    One of the many satisfying things for Jim about supporting Spofford is helping kids find something approaching the stability he and Christian enjoyed with their parents: “You can tell that they appreciate the environment that they’re in. They’re free to act like children. They get to model normal relationships between peers and normal relationships between adult figures.”

    “Some of those kids have been through six or seven foster homes,” Christian points out. “There’s a case to be made that others have given up on them. Not just their own parents. Others have tried and haven’t found success.”

    Christian is moved by the differences between Spofford’s children and her own growing up: “Things as simple as just learning how to play again. They really don’t know how to. It makes a huge difference and you really don’t think about things as simple as that.
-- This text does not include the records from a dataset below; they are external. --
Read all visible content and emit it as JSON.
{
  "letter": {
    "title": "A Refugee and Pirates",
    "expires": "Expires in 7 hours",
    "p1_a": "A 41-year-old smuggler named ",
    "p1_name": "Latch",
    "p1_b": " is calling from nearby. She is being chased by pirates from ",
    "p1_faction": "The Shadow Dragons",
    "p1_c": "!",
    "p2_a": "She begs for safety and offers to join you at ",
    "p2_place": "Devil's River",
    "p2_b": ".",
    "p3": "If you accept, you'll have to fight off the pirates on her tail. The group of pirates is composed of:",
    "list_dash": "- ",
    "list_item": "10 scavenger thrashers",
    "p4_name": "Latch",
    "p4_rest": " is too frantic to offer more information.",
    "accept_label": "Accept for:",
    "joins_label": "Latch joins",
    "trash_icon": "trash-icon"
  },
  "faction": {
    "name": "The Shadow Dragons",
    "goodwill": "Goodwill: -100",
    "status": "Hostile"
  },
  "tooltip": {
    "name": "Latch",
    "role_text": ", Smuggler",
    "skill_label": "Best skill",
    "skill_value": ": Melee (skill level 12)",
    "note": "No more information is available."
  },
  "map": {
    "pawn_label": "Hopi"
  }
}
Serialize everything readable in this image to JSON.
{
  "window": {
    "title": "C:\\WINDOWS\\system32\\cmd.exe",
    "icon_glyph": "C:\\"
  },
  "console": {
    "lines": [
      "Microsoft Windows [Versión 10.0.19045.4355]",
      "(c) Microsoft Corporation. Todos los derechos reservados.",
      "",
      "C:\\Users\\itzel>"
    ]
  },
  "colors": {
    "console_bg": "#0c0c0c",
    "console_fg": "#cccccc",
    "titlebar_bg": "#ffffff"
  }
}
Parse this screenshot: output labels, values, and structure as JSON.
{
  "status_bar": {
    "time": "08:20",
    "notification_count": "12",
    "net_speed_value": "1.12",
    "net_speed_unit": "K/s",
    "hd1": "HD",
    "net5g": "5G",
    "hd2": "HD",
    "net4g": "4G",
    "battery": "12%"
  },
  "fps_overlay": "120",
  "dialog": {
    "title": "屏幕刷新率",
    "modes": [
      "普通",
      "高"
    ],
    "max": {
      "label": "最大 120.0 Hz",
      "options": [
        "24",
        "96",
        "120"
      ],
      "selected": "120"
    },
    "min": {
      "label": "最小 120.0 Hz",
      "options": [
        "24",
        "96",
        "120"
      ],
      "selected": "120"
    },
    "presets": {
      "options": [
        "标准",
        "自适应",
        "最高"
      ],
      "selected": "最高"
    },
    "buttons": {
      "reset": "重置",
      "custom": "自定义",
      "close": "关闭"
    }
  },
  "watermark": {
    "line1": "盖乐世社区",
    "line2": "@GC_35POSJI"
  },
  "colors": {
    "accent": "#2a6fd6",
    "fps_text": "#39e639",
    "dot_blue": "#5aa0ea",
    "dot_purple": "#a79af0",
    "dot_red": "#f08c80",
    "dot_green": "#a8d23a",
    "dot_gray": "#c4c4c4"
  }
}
It really puts things in perspective when you look at how difficult it is for them.”

    The Browns’ teenage children (two girls and a boy) have learned well from Mom and Dad’s example of service, pitching in eagerly with the Spofford gala. “They volunteered to do a lot of the manual labor that goes along with an event like that,” says Jim, “from set-up to clean-up.”

    Jim points out that the time to help children like those at Spofford is now: “Do you want to give them a fighting chance or do you want to deal with them down the line, when their spirits are so broken and their fortunes are so bleak that they turn to crime? We’re going to deal with this one way or the other.”



    Bonnie and Herb Buchbinder came here from New York in 1972 and never regretted it. Bonnie remembers Herb answering a Wall Street Journal ad for a Midwest firm: “We thought it was Minneapolis, Chicago or Milwaukee, and the Midwest turned out to be Kansas City.”

    That interview led to a visit, during which Kansas City, as it does so often with transplants from the coasts, won Herb over. Relocation became even more attractive when Bonnie came home one day to find their New York apartment burglarized. “I pleaded with them to hire me!” Herb recalls.

    Herb says that Kansas City has treated his family well; today, he works for Stifel, a brokerage and investment banking firm. “Kansas City is just a great place to be,” he says, “and I like to give back to the community that gave me quite a bit.”

    Bonnie and Herb have a lot of grateful friends: Boys and Girls Clubs of Greater Kansas City, Children’s Mercy, Kansas City Zoo, KU athletics, Operation Breakthrough, Rose Brooks Center, The World War I Museum, Truman Library, and UMKC Athletics, among others. Add in everything the Buchbinders support through the Jewish Federation of Greater Kansas City, and the incredible scope of their philanthropy becomes quite evident.

    The most high-profile of their efforts is probably KC SuperStar, an “American Idol”-styled competition that awards scholarships, including the first-place $10,000 Edward & Ellen Rose Family Scholarship, to high-school-age performers from the KC Metro. Proceeds, which reach upward of $1 million, also benefit Children’s Mercy Hospital and the Jewish Community Center, which hosts the event.

    Bringing opportunity into a student’s life is a great source of joy. “Sometimes,” Herb says, “you get inner city kids, where a $10,000 scholarship can be the difference between whether they’re going to college or not. That’s really a great thing to see.”

    Bonnie says there’s also a sense of pride in the kids whose lives they’ve touched: “One of our superstar kids is in the company that’s doing Book of Mormon this week downtown.”

    ust as generous with time as with money, Herb is known for working the phones to get people excited about the causes he supports. Of the $1 million-plus that KC SuperStar brought in this year, Herb estimates that he raised about half of it on his own.

    “I guess I’ve become kind of a relentless fund-raiser. When people get a phone call from me, they shiver,” he says with a chuckle. “In fact, some people just give me the money before I even ask, just so I don’t ask for more!”

    The desire to give back, and the will to do so, is a whole-family attitude in the Buchbinders’ orbit. Bonnie, who also volunteers with Catholic Charities out of gratitude for their help in adopting one of their sons, proudly says of the men she’s rasied: “They’ve seen what their father has done and they’ve picked up on it and they’re following through.”